In 2019, Japan’s involvement in the Russian energy sector increased significantly, most notably with the purchase by a Japanese consortium of a 10% stake in Russia’s Arctic LNG-2 project. The Abe administration evidently hopes that these new investments will bring benefits, both in terms of energy economics, and as a means of furthering Prime Minister Shinzo Abe’s ambition to settle Japan’s territorial dispute with Russia. In both respects, the Japanese leadership risks disappointment.
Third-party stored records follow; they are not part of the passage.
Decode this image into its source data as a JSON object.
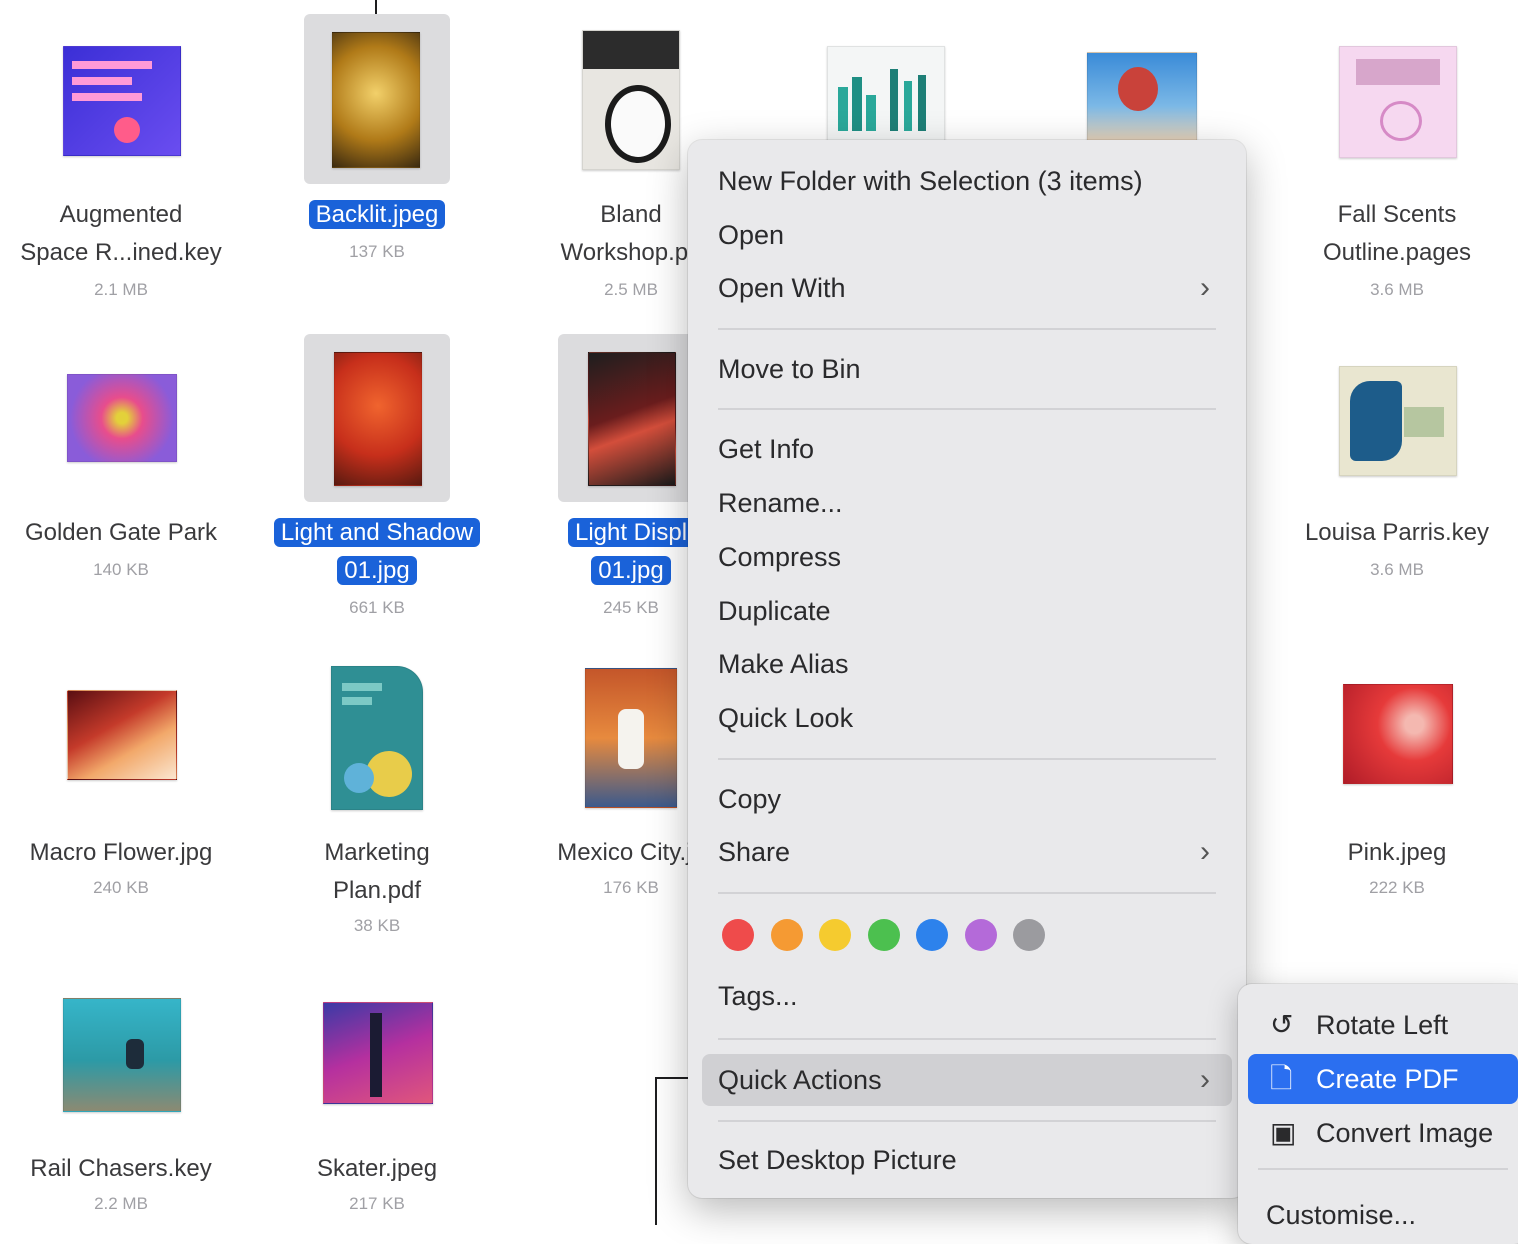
{
  "files": [
    {
      "name": "Augmented Space R...ined.key",
      "lines": [
        "Augmented",
        "Space R...ined.key"
      ],
      "size": "2.1 MB",
      "selected": false
    },
    {
      "name": "Backlit.jpeg",
      "lines": [
        "Backlit.jpeg"
      ],
      "size": "137 KB",
      "selected": true
    },
    {
      "name": "Bland Workshop.pa",
      "lines": [
        "Bland",
        "Workshop.pa"
      ],
      "size": "2.5 MB",
      "selected": false
    },
    {
      "name": "Fall Scents Outline.pages",
      "lines": [
        "Fall Scents",
        "Outline.pages"
      ],
      "size": "3.6 MB",
      "selected": false
    },
    {
      "name": "Golden Gate Park",
      "lines": [
        "Golden Gate Park"
      ],
      "size": "140 KB",
      "selected": false
    },
    {
      "name": "Light and Shadow 01.jpg",
      "lines": [
        "Light and Shadow",
        "01.jpg"
      ],
      "size": "661 KB",
      "selected": true
    },
    {
      "name": "Light Displ 01.jpg",
      "lines": [
        "Light Displ",
        "01.jpg"
      ],
      "size": "245 KB",
      "selected": true
    },
    {
      "name": "Louisa Parris.key",
      "lines": [
        "Louisa Parris.key"
      ],
      "size": "3.6 MB",
      "selected": false
    },
    {
      "name": "Macro Flower.jpg",
      "lines": [
        "Macro Flower.jpg"
      ],
      "size": "240 KB",
      "selected": false
    },
    {
      "name": "Marketing Plan.pdf",
      "lines": [
        "Marketing",
        "Plan.pdf"
      ],
      "size": "38 KB",
      "selected": false
    },
    {
      "name": "Mexico City.jpg",
      "lines": [
        "Mexico City.jp"
      ],
      "size": "176 KB",
      "selected": false
    },
    {
      "name": "Pink.jpeg",
      "lines": [
        "Pink.jpeg"
      ],
      "size": "222 KB",
      "selected": false
    },
    {
      "name": "Rail Chasers.key",
      "lines": [
        "Rail Chasers.key"
      ],
      "size": "2.2 MB",
      "selected": false
    },
    {
      "name": "Skater.jpeg",
      "lines": [
        "Skater.jpeg"
      ],
      "size": "217 KB",
      "selected": false
    }
  ],
  "context_menu": {
    "new_folder": "New Folder with Selection (3 items)",
    "open": "Open",
    "open_with": "Open With",
    "move_to_bin": "Move to Bin",
    "get_info": "Get Info",
    "rename": "Rename...",
    "compress": "Compress",
    "duplicate": "Duplicate",
    "make_alias": "Make Alias",
    "quick_look": "Quick Look",
    "copy": "Copy",
    "share": "Share",
    "tags": "Tags...",
    "quick_actions": "Quick Actions",
    "set_desktop_picture": "Set Desktop Picture",
    "tag_colors": [
      {
        "name": "red",
        "color": "#ef4b4b"
      },
      {
        "name": "orange",
        "color": "#f59a33"
      },
      {
        "name": "yellow",
        "color": "#f5cb2f"
      },
      {
        "name": "green",
        "color": "#4cc04f"
      },
      {
        "name": "blue",
        "color": "#2d82ec"
      },
      {
        "name": "purple",
        "color": "#b46ad9"
      },
      {
        "name": "gray",
        "color": "#9b9b9f"
      }
    ]
  },
  "quick_actions_menu": {
    "rotate_left": "Rotate Left",
    "create_pdf": "Create PDF",
    "convert_image": "Convert Image",
    "customise": "Customise..."
  },
  "colors": {
    "selection": "#1a62d9",
    "highlight": "#2b6ff0",
    "menu_bg": "#e9e9eb"
  }
}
Chief Executive of Hong Kong Carrie Lam formally withdrew the controversial extradition bill last Wednesday, explaining in a five-minute television address that it was done “in order to fully allay public concerns.”
The subject of art was central to the conversations at the College Women’s Association of Japan (CWAJ) luncheon at the Tokyo American Club on May 9.
The people of Okinawa vote unmistakably to end the plan to build a new US Marine airbase at Henoko beach with the election of Governor Takeshi Onaga. Signs are few, however, that the governments in Tokyo or Washington are prepared to listen.